          Twenty one.  That's the number of gardens I saw in the San Diego area in the last two weeks! May is a bonanza for garden lovers across the country because it is usually the month that garden clubs host walks and tours of local homeowners' gardens.  Not only do I get ideas, I get to dream, and a big fix of plants, flowers and garden design. But unlike a public garden, these have the element of  'secret gardens,' tucked behind tall fences and gates. You get a rare peek into how people live.  It's one of my favorite things to do.

     In Coronado on May 14, I saw seven gardens and there was a lot to envy.  These large homes are way out of my price range but a woman can dream.   My favorites here involve a lot of clipped boxwood. This doesn't surprise me.

It is time to add more boxwood to my own garden so I can see it all the time. I love it. I saw several ways to incorporate it.

This treatment around the fountain (below) I especially envied and the flagstone echoing the shape on the ground is a lovely part of the design, with small ground covers filling in between the stones. I want it!

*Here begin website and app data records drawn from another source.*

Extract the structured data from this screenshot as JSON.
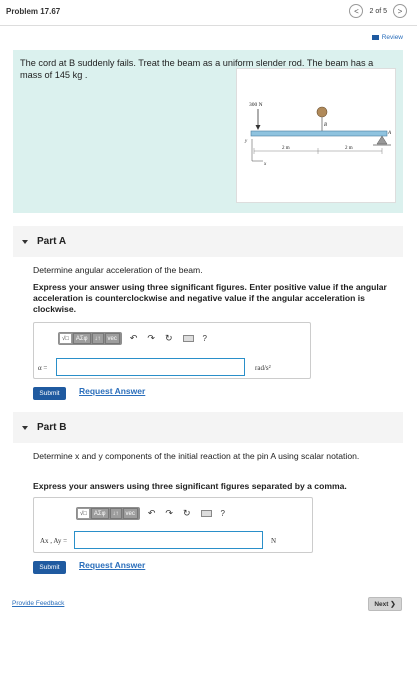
{
  "header": {
    "title": "Problem 17.67",
    "pager_text": "2 of 5",
    "prev_glyph": "<",
    "next_glyph": ">"
  },
  "review_label": "Review",
  "intro": {
    "text": "The cord at B suddenly fails. Treat the beam as a uniform slender rod. The beam has a mass of 145 kg .",
    "figure": {
      "force_label": "300 N",
      "point_b": "B",
      "point_a": "A",
      "dim_1": "2 m",
      "dim_2": "2 m",
      "axis_y": "y",
      "axis_x": "x"
    }
  },
  "part_a": {
    "label": "Part A",
    "question": "Determine angular acceleration of the beam.",
    "instructions": "Express your answer using three significant figures. Enter positive value if the angular acceleration is counterclockwise and negative value if the angular acceleration is clockwise.",
    "toolbar": {
      "templates": "√□",
      "greek": "AΣφ",
      "arrows": "↓↑",
      "vec": "vec",
      "help": "?"
    },
    "answer_label": "α =",
    "answer_value": "",
    "unit": "rad/s²",
    "submit_label": "Submit",
    "request_label": "Request Answer"
  },
  "part_b": {
    "label": "Part B",
    "question": "Determine x and y components of the initial reaction at the pin A using scalar notation.",
    "instructions": "Express your answers using three significant figures separated by a comma.",
    "toolbar": {
      "templates": "√□",
      "greek": "AΣφ",
      "arrows": "↓↑",
      "vec": "vec",
      "help": "?"
    },
    "answer_label": "Ax , Ay =",
    "answer_value": "",
    "unit": "N",
    "submit_label": "Submit",
    "request_label": "Request Answer"
  },
  "footer": {
    "feedback_label": "Provide Feedback",
    "next_label": "Next ❯"
  }
}
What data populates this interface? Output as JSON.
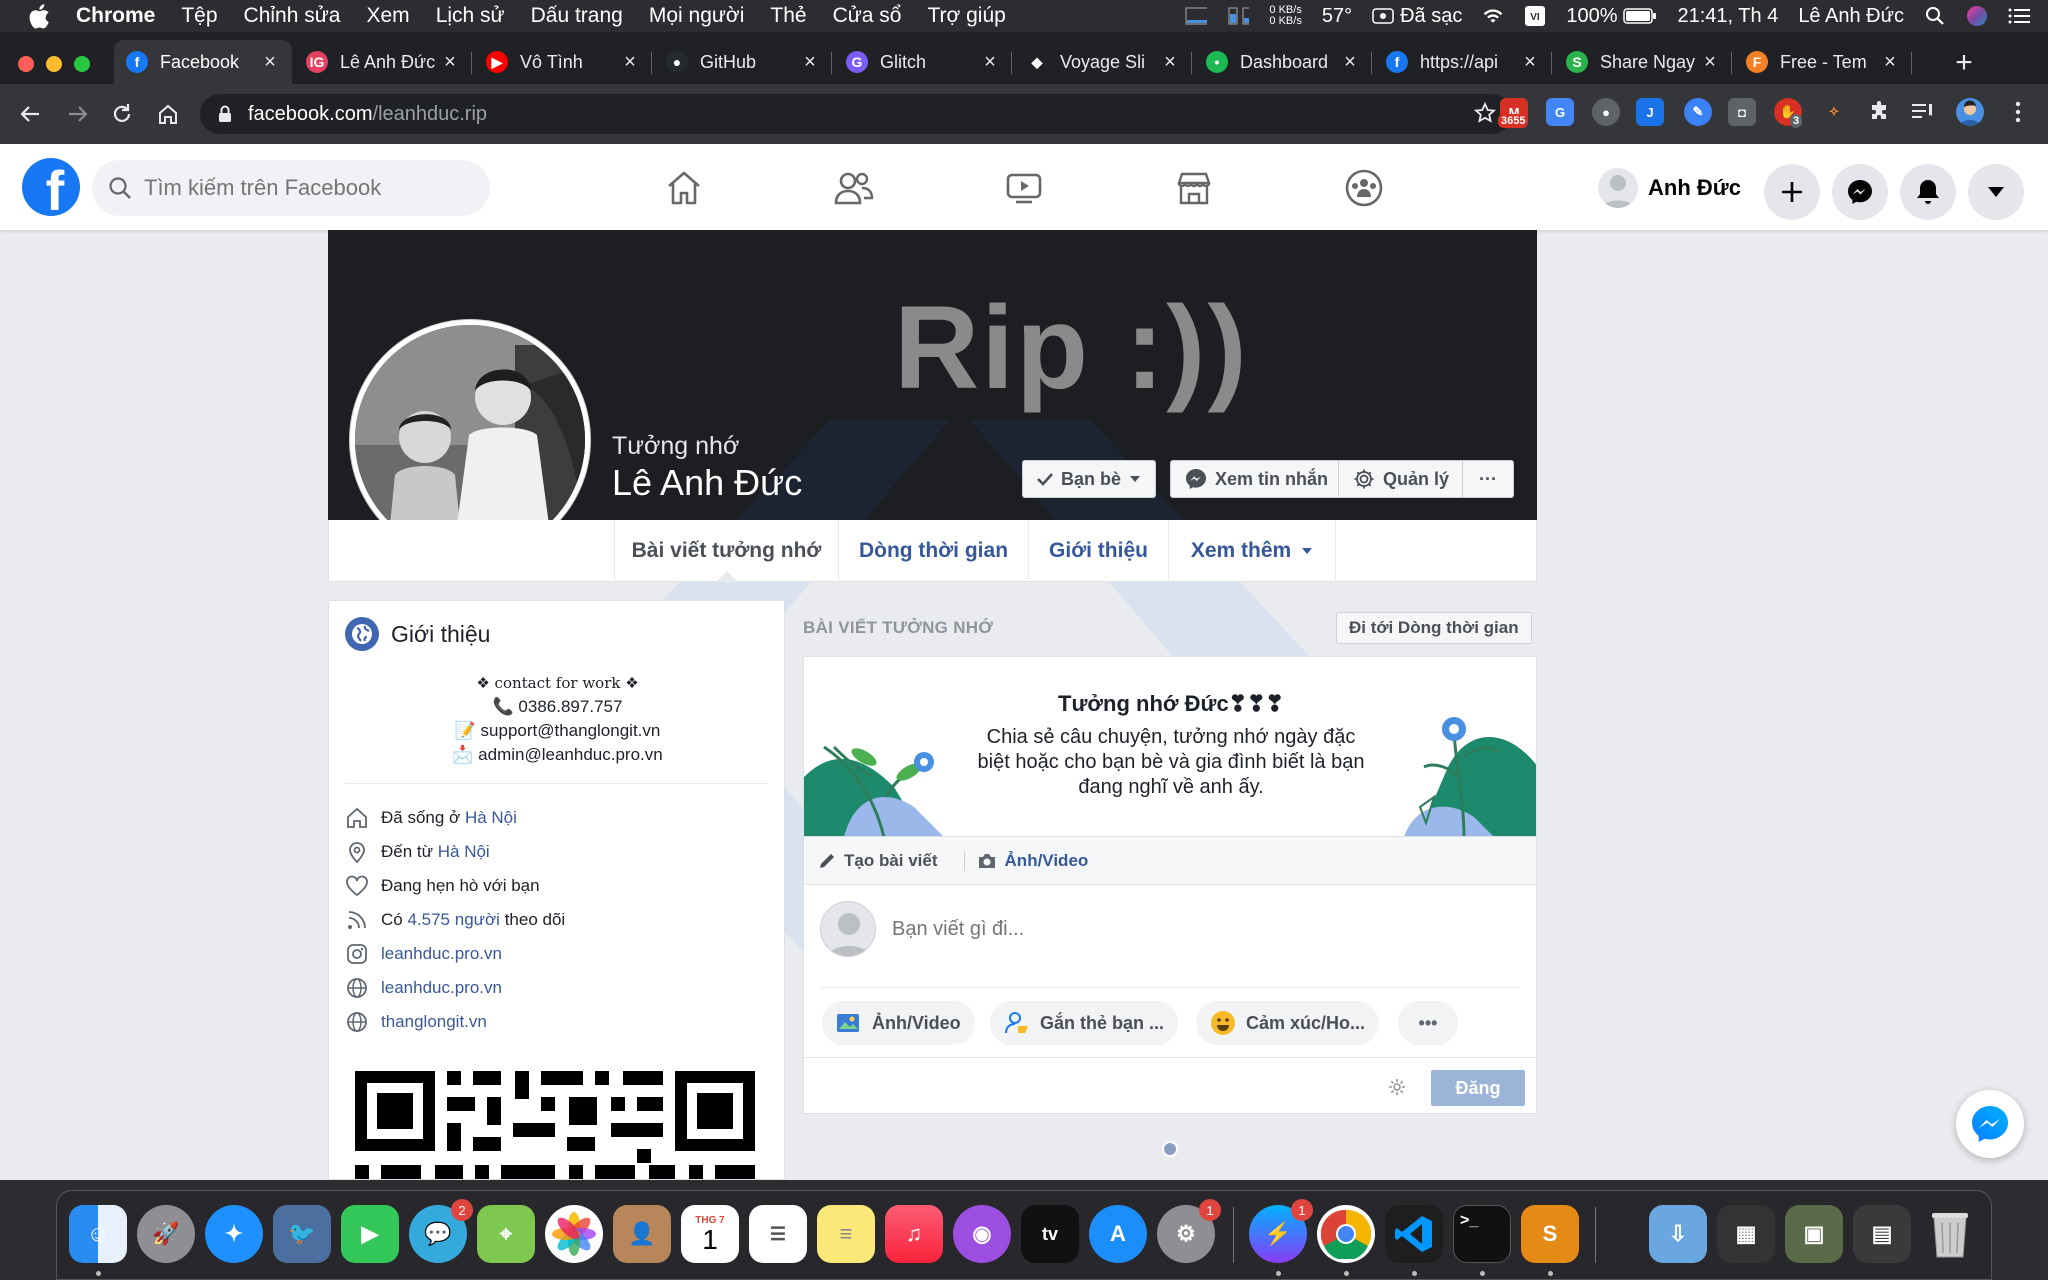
{
  "menubar": {
    "app": "Chrome",
    "items": [
      "Tệp",
      "Chỉnh sửa",
      "Xem",
      "Lịch sử",
      "Dấu trang",
      "Mọi người",
      "Thẻ",
      "Cửa sổ",
      "Trợ giúp"
    ],
    "net_up": "0 KB/s",
    "net_down": "0 KB/s",
    "temp": "57°",
    "charging": "Đã sạc",
    "battery": "100%",
    "clock": "21:41, Th 4",
    "user": "Lê Anh Đức"
  },
  "tabs": [
    {
      "title": "Facebook",
      "active": true,
      "color": "#1877f2",
      "glyph": "f"
    },
    {
      "title": "Lê Anh Đức",
      "color": "#e4405f",
      "glyph": "IG"
    },
    {
      "title": "Vô Tình",
      "color": "#ff0000",
      "glyph": "▶"
    },
    {
      "title": "GitHub",
      "color": "#24292e",
      "glyph": "●"
    },
    {
      "title": "Glitch",
      "color": "#7b5cf5",
      "glyph": "G"
    },
    {
      "title": "Voyage Sli",
      "color": "#202124",
      "glyph": "◆"
    },
    {
      "title": "Dashboard",
      "color": "#1db954",
      "glyph": "•"
    },
    {
      "title": "https://api",
      "color": "#1877f2",
      "glyph": "f"
    },
    {
      "title": "Share Ngay",
      "color": "#2bb24c",
      "glyph": "S"
    },
    {
      "title": "Free - Tem",
      "color": "#f48024",
      "glyph": "F"
    }
  ],
  "omnibox": {
    "host": "facebook.com",
    "path": "/leanhduc.rip"
  },
  "ext_badges": {
    "gmail": "3655",
    "other": "3"
  },
  "fb": {
    "search_placeholder": "Tìm kiếm trên Facebook",
    "user_name": "Anh Đức"
  },
  "profile": {
    "cover_text": "Rip :))",
    "memorial_label": "Tưởng nhớ",
    "name": "Lê Anh Đức",
    "friends_btn": "Bạn bè",
    "messages_btn": "Xem tin nhắn",
    "manage_btn": "Quản lý",
    "more_btn": "···",
    "tabs": [
      "Bài viết tưởng nhớ",
      "Dòng thời gian",
      "Giới thiệu",
      "Xem thêm"
    ]
  },
  "intro": {
    "title": "Giới thiệu",
    "bio_line1": "❖ contact for work ❖",
    "bio_line2": "📞 0386.897.757",
    "bio_line3": "📝 support@thanglongit.vn",
    "bio_line4": "📩 admin@leanhduc.pro.vn",
    "lived_prefix": "Đã sống ở",
    "lived_place": "Hà Nội",
    "from_prefix": "Đến từ",
    "from_place": "Hà Nội",
    "relationship": "Đang hẹn hò với bạn",
    "followers_prefix": "Có",
    "followers_link": "4.575 người",
    "followers_suffix": "theo dõi",
    "instagram": "leanhduc.pro.vn",
    "website1": "leanhduc.pro.vn",
    "website2": "thanglongit.vn"
  },
  "memorial": {
    "section_label": "BÀI VIẾT TƯỞNG NHỚ",
    "goto_timeline": "Đi tới Dòng thời gian",
    "tribute_title": "Tưởng nhớ Đức❣❣❣",
    "tribute_desc": "Chia sẻ câu chuyện, tưởng nhớ ngày đặc biệt hoặc cho bạn bè và gia đình biết là bạn đang nghĩ về anh ấy.",
    "create_post": "Tạo bài viết",
    "photo_video_tab": "Ảnh/Video",
    "composer_placeholder": "Bạn viết gì đi...",
    "pill_photo": "Ảnh/Video",
    "pill_tag": "Gắn thẻ bạn ...",
    "pill_feeling": "Cảm xúc/Ho...",
    "pill_more": "•••",
    "post_btn": "Đăng"
  },
  "dock": {
    "badges": {
      "messages": "2",
      "settings": "1",
      "messenger": "1"
    },
    "calendar_month": "THG 7",
    "calendar_day": "1",
    "tv_label": "tv"
  }
}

This garden (below) at a mansion near the ocean is said to be inspired by the Alcazar palace garden in Sevilla, Spain and I could definitely see the elements here, including a mosaic tiled fountain, the palms and the colors incorporated into the setting. But, my favorite feature--the small secret garden (in the center of photo) hiding just beyond an open entryway in the back of the
main garden.

 Last week, I walked about two miles and saw 14 gardens on the Mission Hills Garden Walk. This garden walk is always worth the effort. Many of these homes featured yards with dought tolerant plants and no grass lawns.

          My two favorites in this walk were the smallest. The one pictured above was tiny, packed with plants and a small patio and table as the main focus. The owners featured found objects such as coins, keys and a fork and knife displayed in the concrete of the brick patio.  I could easily see myself dining alfresco in this garden often.

I was also in love with this outdoor-room style of garden (above) and it has all the features I love: fireplace, a fountain, a dining area under a pergola covered with grape vines and a beautiful gate. The pruned peach tree (below) offers a great structural feature in addition to fruit.

 I confess that I am surprised I loved the garden that seemingly had the least amount of plants! On the other hand, it's a week later and I still have the urge to go there and surround those two sofas with large pots of flowers and lots of lavender!  After all, it is a garden room... Dream on.





Friday, May 6, 2011

Claude Monet's Garden Leaves A Surreal Impression

           Walking through the garden and house of Claude Monet (1840-1926), is a surreal moment. The famous French founder of impressionist painting is likely just as famous for his flower gardens and water lily pond.  As a gardener myself and only having had the chance to see this garden in photos in my old-school paper address book that I kept until it fell apart, it was like a dream to step inside this spacious property.  In Giverny, France the garden is sprawling and packed with visitors in July 2009 when I first got the chance to tour.  It is also packed with flowers, shrubs, vines and trees.  There is so much to take in. Monet's gardening style is informal and rambling. No clipped boxwoods, no formal hedges and though I do love a formal Italian or French garden, this is the garden that you can relate to when you don't live in a royal palace.

     "More than anything I must have flowers, always, always," Claude Monet.

          I'm pretty sure his motto would be that you can never have too many flowers in a garden.  And, with so many visitors to this garden it was virtually impossible to snap a photo with the famous footbridge empty in the background as Monet would have painted it.  But then, a garden should be enjoyed.

                 "I perhaps owe becoming a painter to flowers," Claude Monet 
          Monet loved painting the water lilies later in his life and painted a whole series. If you can't visit the garden one day, do visit an art museum to view his paintings.

          This painting, Water Lilies, was painted in 1906 and currently hangs in the Chicago Art Institute.

I have to agree with the painter, however.  His best work of art really is his garden.